What the task asks. Determine the count of lines containing "tree" in the entries below and return only that figure.

--------------------------------

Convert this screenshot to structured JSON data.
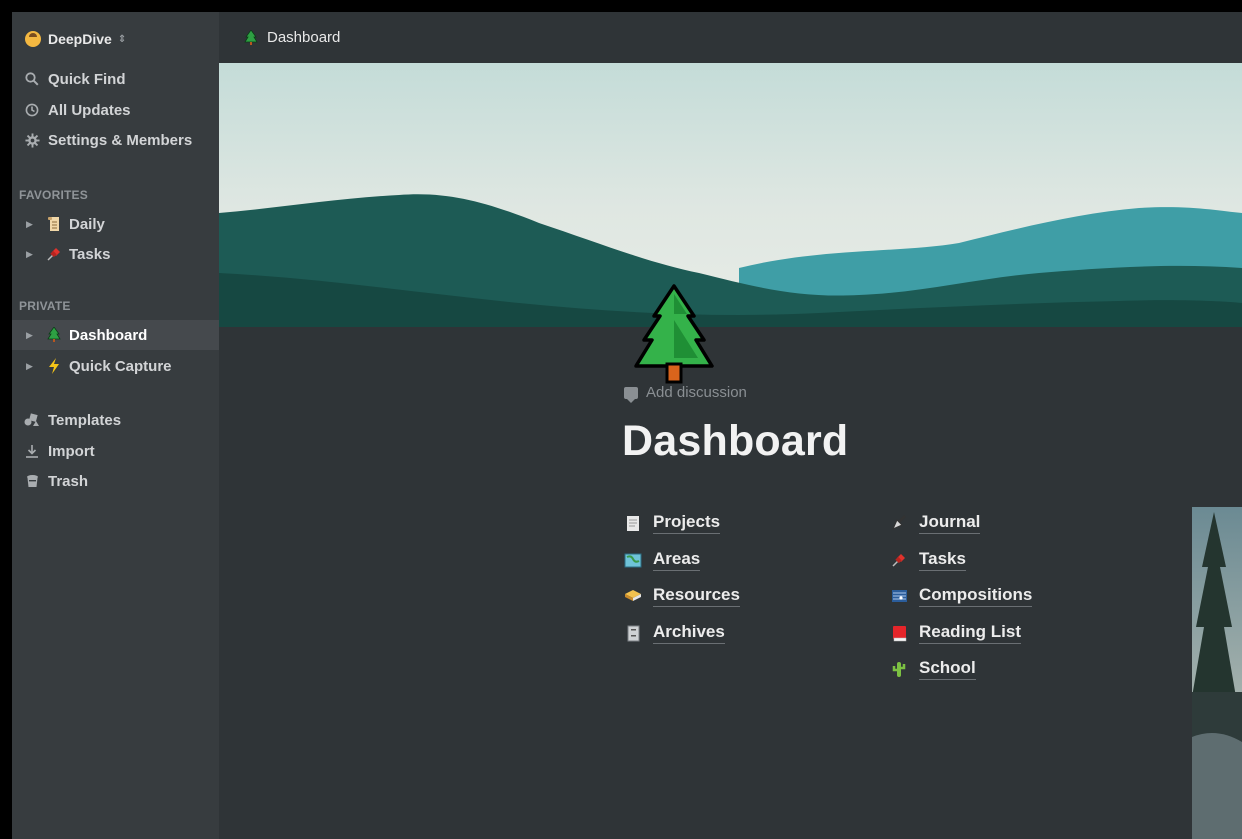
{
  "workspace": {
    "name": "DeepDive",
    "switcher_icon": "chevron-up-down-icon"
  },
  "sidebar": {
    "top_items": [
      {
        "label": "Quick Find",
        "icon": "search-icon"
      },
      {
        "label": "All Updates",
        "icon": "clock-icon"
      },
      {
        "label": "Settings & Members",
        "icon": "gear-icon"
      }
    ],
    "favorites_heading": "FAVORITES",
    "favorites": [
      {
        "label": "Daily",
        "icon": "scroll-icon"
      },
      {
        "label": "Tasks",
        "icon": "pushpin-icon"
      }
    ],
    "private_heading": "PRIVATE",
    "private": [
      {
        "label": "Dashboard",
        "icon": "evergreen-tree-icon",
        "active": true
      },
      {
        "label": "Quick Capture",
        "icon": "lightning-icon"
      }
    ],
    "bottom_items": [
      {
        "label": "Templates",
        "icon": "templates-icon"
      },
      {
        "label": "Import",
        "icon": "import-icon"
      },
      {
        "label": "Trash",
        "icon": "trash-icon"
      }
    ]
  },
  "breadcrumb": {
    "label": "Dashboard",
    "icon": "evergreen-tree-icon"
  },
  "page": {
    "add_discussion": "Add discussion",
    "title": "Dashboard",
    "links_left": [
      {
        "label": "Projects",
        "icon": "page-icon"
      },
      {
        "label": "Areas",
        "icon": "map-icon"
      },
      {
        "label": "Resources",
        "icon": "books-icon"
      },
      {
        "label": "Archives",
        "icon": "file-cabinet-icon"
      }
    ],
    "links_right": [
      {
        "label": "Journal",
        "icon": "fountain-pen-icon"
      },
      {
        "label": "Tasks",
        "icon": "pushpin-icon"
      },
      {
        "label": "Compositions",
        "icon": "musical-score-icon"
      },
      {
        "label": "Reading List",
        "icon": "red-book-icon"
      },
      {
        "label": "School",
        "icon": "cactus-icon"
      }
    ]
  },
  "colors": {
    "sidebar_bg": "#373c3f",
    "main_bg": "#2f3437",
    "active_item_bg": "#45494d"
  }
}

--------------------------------

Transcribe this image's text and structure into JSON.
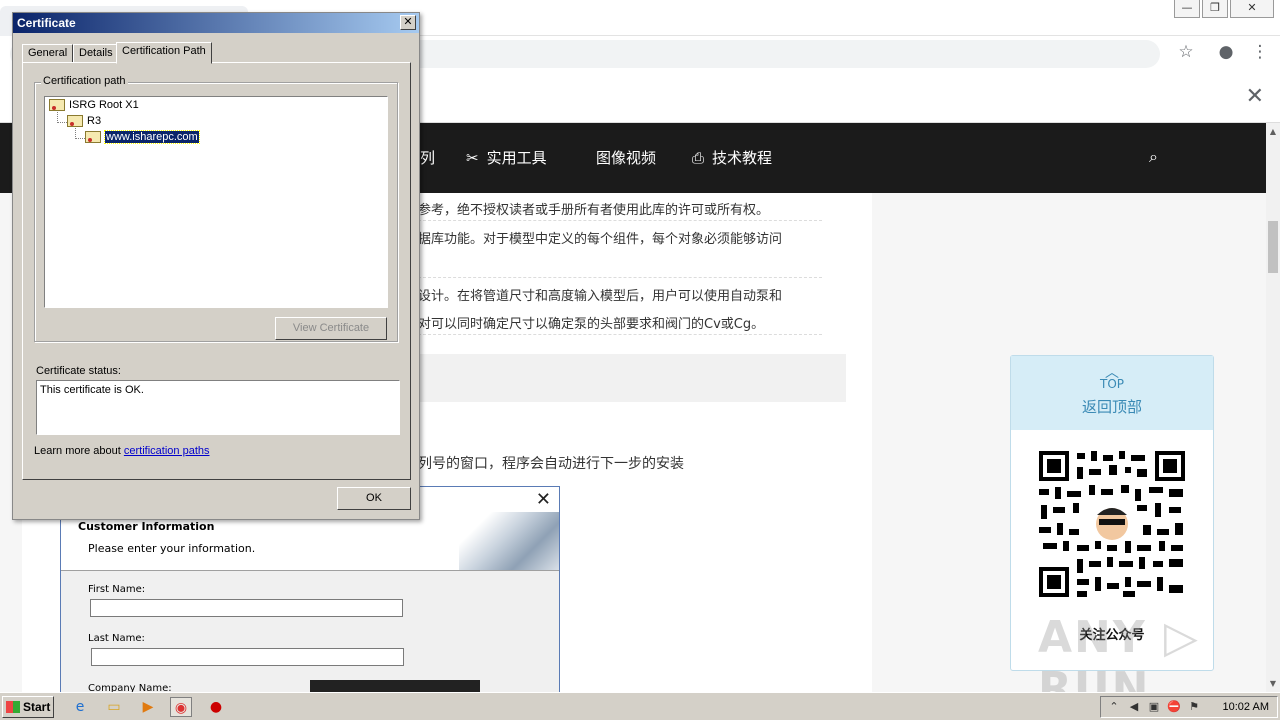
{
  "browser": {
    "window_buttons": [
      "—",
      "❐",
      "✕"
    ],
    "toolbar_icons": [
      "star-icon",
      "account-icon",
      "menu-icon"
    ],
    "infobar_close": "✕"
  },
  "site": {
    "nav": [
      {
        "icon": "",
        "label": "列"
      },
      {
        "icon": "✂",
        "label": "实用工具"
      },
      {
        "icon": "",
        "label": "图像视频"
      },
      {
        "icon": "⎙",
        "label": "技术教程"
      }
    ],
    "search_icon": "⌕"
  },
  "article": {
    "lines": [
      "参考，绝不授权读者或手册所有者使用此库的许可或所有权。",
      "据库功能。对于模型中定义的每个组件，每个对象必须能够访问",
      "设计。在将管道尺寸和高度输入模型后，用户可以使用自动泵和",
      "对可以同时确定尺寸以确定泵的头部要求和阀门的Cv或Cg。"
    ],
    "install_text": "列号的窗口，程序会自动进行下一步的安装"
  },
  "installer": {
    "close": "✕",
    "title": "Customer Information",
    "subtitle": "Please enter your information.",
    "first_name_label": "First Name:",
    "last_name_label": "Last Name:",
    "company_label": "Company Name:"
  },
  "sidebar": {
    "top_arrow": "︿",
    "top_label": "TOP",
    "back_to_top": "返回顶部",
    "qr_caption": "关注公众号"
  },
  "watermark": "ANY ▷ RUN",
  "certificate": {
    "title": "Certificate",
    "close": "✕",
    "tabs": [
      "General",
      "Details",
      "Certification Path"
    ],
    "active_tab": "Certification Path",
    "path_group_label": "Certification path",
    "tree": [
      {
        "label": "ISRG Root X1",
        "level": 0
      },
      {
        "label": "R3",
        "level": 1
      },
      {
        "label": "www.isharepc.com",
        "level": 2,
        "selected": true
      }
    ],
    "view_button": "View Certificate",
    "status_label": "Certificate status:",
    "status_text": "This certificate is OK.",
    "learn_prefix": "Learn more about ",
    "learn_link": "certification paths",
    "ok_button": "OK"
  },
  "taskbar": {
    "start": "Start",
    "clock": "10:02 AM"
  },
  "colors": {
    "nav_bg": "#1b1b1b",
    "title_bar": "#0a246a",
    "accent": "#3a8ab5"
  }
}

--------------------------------

Written reply. 3